Few things are more rewarding than to create a labyrinth and walk it afterwards. The love and care that go into the building - and in the walking - add to the transformative benefits of the labyrinth.

This part of the website will teach you how to make your own labyrinth. Currently, we have just directions for the Masking Tape Chartres Labyrinth. In the future, we will be adding Baltic, Classical, and Concentric labyrinth directions as well as tips for use of materials and other information to help you in your labyrinth-building efforts.

8 Making the Turns

To convert a group of concentric circles into a labyrinth you must install the turns. The locations for these are shown in the image below. Traditionally, these back-to-back turns are shaped like bow ties, also called labryses. (A labrys is a double-headed ax in Minoan mythology.) You can just use a straight line, or you can get fancier and make them rounded. If you want to really make it fancy, use a razor or knife to trim the tape into a smooth circular shape (see photo below).

Making the Turns: Part A

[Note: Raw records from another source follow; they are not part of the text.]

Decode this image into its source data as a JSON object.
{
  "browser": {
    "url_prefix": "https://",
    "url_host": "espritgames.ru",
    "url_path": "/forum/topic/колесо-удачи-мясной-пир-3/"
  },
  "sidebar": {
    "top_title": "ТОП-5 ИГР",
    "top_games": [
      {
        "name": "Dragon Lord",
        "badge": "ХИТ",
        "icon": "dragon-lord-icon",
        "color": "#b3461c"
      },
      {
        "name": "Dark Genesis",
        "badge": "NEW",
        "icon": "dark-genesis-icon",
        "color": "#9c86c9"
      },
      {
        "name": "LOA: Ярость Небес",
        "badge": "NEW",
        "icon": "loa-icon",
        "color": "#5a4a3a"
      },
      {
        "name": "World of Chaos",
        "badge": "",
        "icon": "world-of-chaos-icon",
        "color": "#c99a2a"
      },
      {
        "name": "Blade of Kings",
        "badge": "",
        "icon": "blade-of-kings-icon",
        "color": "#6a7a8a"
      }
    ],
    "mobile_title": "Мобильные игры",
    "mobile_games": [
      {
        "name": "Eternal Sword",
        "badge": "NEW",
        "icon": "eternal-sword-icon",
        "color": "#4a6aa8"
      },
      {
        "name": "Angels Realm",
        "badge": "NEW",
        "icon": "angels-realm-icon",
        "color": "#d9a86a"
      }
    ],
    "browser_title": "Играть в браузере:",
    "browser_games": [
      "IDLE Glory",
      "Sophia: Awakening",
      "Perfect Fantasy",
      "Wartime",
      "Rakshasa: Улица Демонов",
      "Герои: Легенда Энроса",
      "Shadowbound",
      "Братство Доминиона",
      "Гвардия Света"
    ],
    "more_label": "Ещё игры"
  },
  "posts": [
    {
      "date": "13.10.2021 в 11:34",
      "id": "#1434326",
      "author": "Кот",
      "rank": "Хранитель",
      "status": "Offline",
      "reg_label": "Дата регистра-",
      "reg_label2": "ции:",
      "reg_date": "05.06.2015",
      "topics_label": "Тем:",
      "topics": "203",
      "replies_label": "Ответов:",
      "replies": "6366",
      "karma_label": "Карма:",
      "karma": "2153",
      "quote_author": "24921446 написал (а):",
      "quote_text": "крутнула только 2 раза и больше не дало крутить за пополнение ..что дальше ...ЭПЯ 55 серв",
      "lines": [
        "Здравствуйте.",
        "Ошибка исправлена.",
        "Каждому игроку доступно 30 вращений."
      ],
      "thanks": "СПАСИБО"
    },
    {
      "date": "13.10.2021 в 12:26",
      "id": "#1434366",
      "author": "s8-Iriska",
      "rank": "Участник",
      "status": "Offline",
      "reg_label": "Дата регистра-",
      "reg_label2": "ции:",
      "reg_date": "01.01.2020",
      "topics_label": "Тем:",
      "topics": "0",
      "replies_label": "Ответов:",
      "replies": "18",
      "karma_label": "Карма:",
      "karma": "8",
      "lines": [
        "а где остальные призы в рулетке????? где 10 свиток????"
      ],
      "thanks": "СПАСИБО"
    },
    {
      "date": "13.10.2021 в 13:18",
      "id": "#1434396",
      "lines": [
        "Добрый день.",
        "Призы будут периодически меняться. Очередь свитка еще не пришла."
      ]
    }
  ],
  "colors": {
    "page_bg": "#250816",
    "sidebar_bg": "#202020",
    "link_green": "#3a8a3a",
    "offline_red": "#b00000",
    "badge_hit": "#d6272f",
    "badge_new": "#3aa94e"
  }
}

To make a turn from one circuit to another you must remove a piece of tape from the line that separates the two paths involved. Here's a secret on how to locate the turns easily. Note that at the top of the labyrinth there are four turns. Look at the bottom one, it is centered on circle 2, which is the circle from which you will remove a bit of the tape to open the turn. Now, move your eyes clockwise to the innermost labrys on the right side of the labyrinth. It is centered on circle 3. Continue clockwise past the entrance and to theinnermost labrys on the left side, which is centered on circle 4. Do you see the pattern? The labryses extend outward in ascending numerical order in a clockwise spiral. The next one at the top is circle 5, the right is circle 6, the left circle 7 and so forth until circle 11, which is the outermost labrys at the top.

Making the Turns: Part B

The entrance paths are flanked by single (rather than back-to-back) turns. The Making the Turns: Part Ceasiest way to figure them out is just to have your picture of the labyrinth handy to consult. The turns are grouped in pairs. Note that two circles (6 and 7, counting outward from the center) actually cross the entrance paths, creating turns into the labyrinth. The illustration to the right shows all of the turns in place. Now you have a labyrinth. If time is short, you have no more masking tape, or you just don't want to do any more work, you can stop here. You have made a labyrinth. You don't have to continue through the following steps. But you can if you wish.

For example, you can make rounded labryses by taping in a whole space and using a knife to trim it (see photo ).